(Component data from apps and pages)
....................
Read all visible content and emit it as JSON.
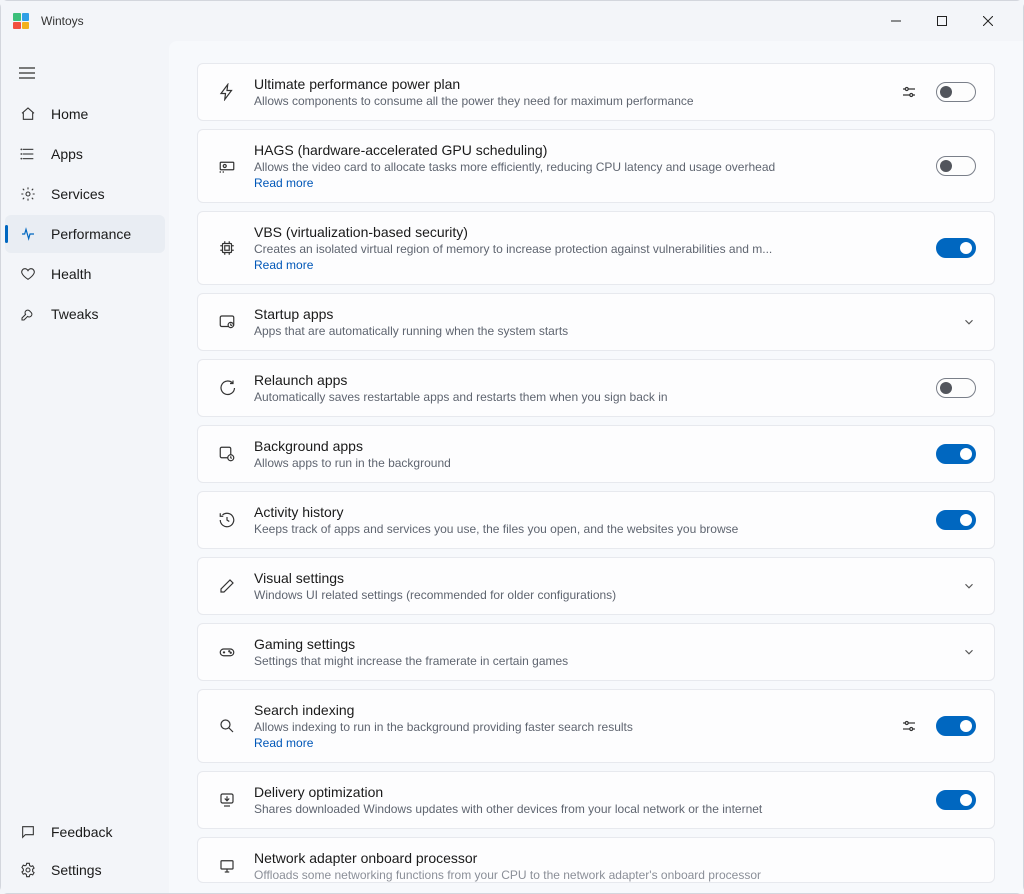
{
  "app": {
    "title": "Wintoys"
  },
  "sidebar": {
    "items": [
      {
        "label": "Home"
      },
      {
        "label": "Apps"
      },
      {
        "label": "Services"
      },
      {
        "label": "Performance"
      },
      {
        "label": "Health"
      },
      {
        "label": "Tweaks"
      }
    ],
    "bottom": [
      {
        "label": "Feedback"
      },
      {
        "label": "Settings"
      }
    ]
  },
  "cards": {
    "ultimate": {
      "title": "Ultimate performance power plan",
      "desc": "Allows components to consume all the power they need for maximum performance"
    },
    "hags": {
      "title": "HAGS (hardware-accelerated GPU scheduling)",
      "desc": "Allows the video card to allocate tasks more efficiently, reducing CPU latency and usage overhead",
      "read": "Read more"
    },
    "vbs": {
      "title": "VBS (virtualization-based security)",
      "desc": "Creates an isolated virtual region of memory to increase protection against vulnerabilities and m...",
      "read": "Read more"
    },
    "startup": {
      "title": "Startup apps",
      "desc": "Apps that are automatically running when the system starts"
    },
    "relaunch": {
      "title": "Relaunch apps",
      "desc": "Automatically saves restartable apps and restarts them when you sign back in"
    },
    "background": {
      "title": "Background apps",
      "desc": "Allows apps to run in the background"
    },
    "activity": {
      "title": "Activity history",
      "desc": "Keeps track of apps and services you use, the files you open, and the websites you browse"
    },
    "visual": {
      "title": "Visual settings",
      "desc": "Windows UI related settings (recommended for older configurations)"
    },
    "gaming": {
      "title": "Gaming settings",
      "desc": "Settings that might increase the framerate in certain games"
    },
    "search": {
      "title": "Search indexing",
      "desc": "Allows indexing to run in the background providing faster search results",
      "read": "Read more"
    },
    "delivery": {
      "title": "Delivery optimization",
      "desc": "Shares downloaded Windows updates with other devices from your local network or the internet"
    },
    "network": {
      "title": "Network adapter onboard processor",
      "desc": "Offloads some networking functions from your CPU to the network adapter's onboard processor"
    }
  }
}
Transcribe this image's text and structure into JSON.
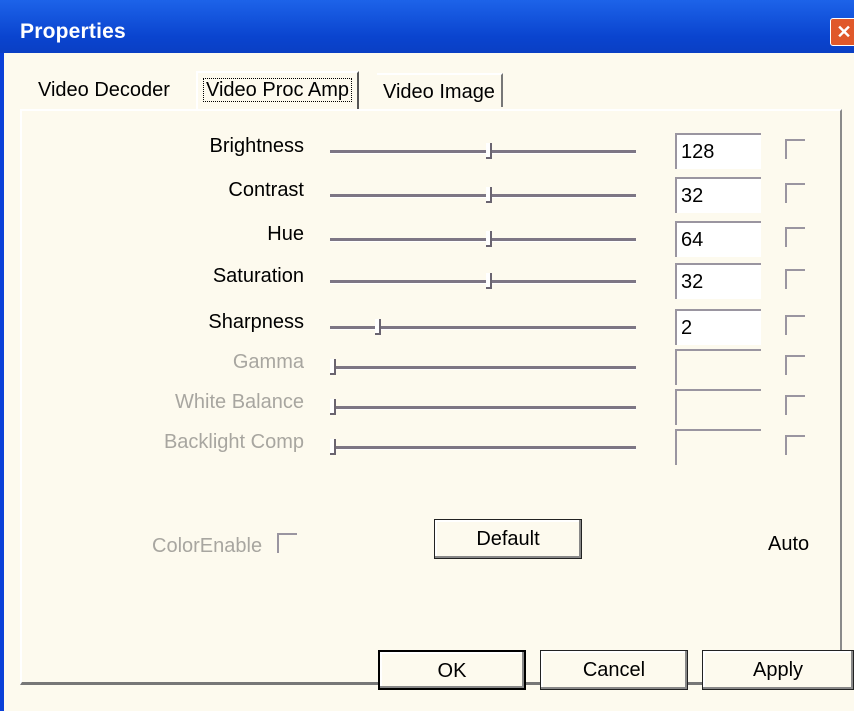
{
  "window": {
    "title": "Properties",
    "close_glyph": "✕"
  },
  "tabs": [
    {
      "label": "Video Decoder"
    },
    {
      "label": "Video Proc Amp"
    },
    {
      "label": "Video Image"
    }
  ],
  "rows": [
    {
      "label": "Brightness",
      "value": "128",
      "slider_fraction": 0.52,
      "enabled": true
    },
    {
      "label": "Contrast",
      "value": "32",
      "slider_fraction": 0.52,
      "enabled": true
    },
    {
      "label": "Hue",
      "value": "64",
      "slider_fraction": 0.52,
      "enabled": true
    },
    {
      "label": "Saturation",
      "value": "32",
      "slider_fraction": 0.52,
      "enabled": true
    },
    {
      "label": "Sharpness",
      "value": "2",
      "slider_fraction": 0.15,
      "enabled": true
    },
    {
      "label": "Gamma",
      "value": "",
      "slider_fraction": 0.0,
      "enabled": false
    },
    {
      "label": "White Balance",
      "value": "",
      "slider_fraction": 0.0,
      "enabled": false
    },
    {
      "label": "Backlight Comp",
      "value": "",
      "slider_fraction": 0.0,
      "enabled": false
    }
  ],
  "color_enable_label": "ColorEnable",
  "default_button": "Default",
  "auto_label": "Auto",
  "buttons": {
    "ok": "OK",
    "cancel": "Cancel",
    "apply": "Apply"
  },
  "colors": {
    "titlebar": "#0a40d8",
    "panel": "#fdfaee",
    "disabled_text": "#a8a6a0"
  }
}
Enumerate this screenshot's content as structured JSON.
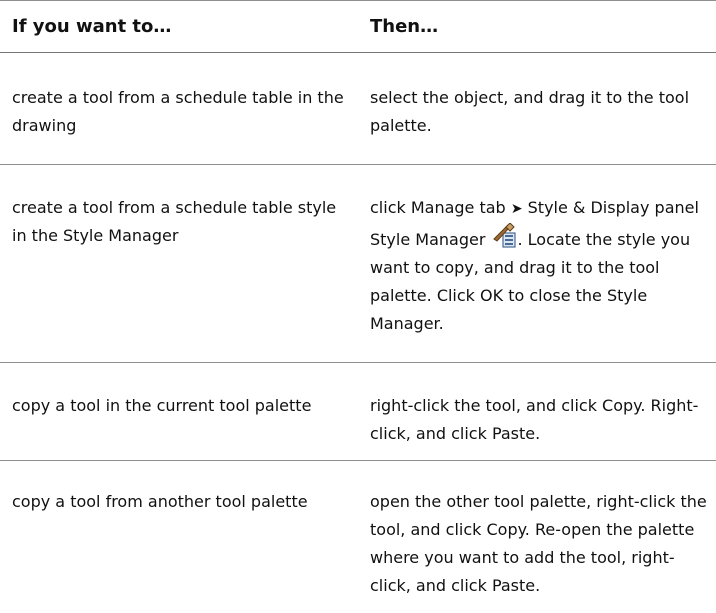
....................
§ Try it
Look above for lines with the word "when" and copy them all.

§ Result for this task
      "desc": "Apps that are automatically running when the system starts"
      "desc": "Automatically saves restartable apps and restarts them when you sign back in"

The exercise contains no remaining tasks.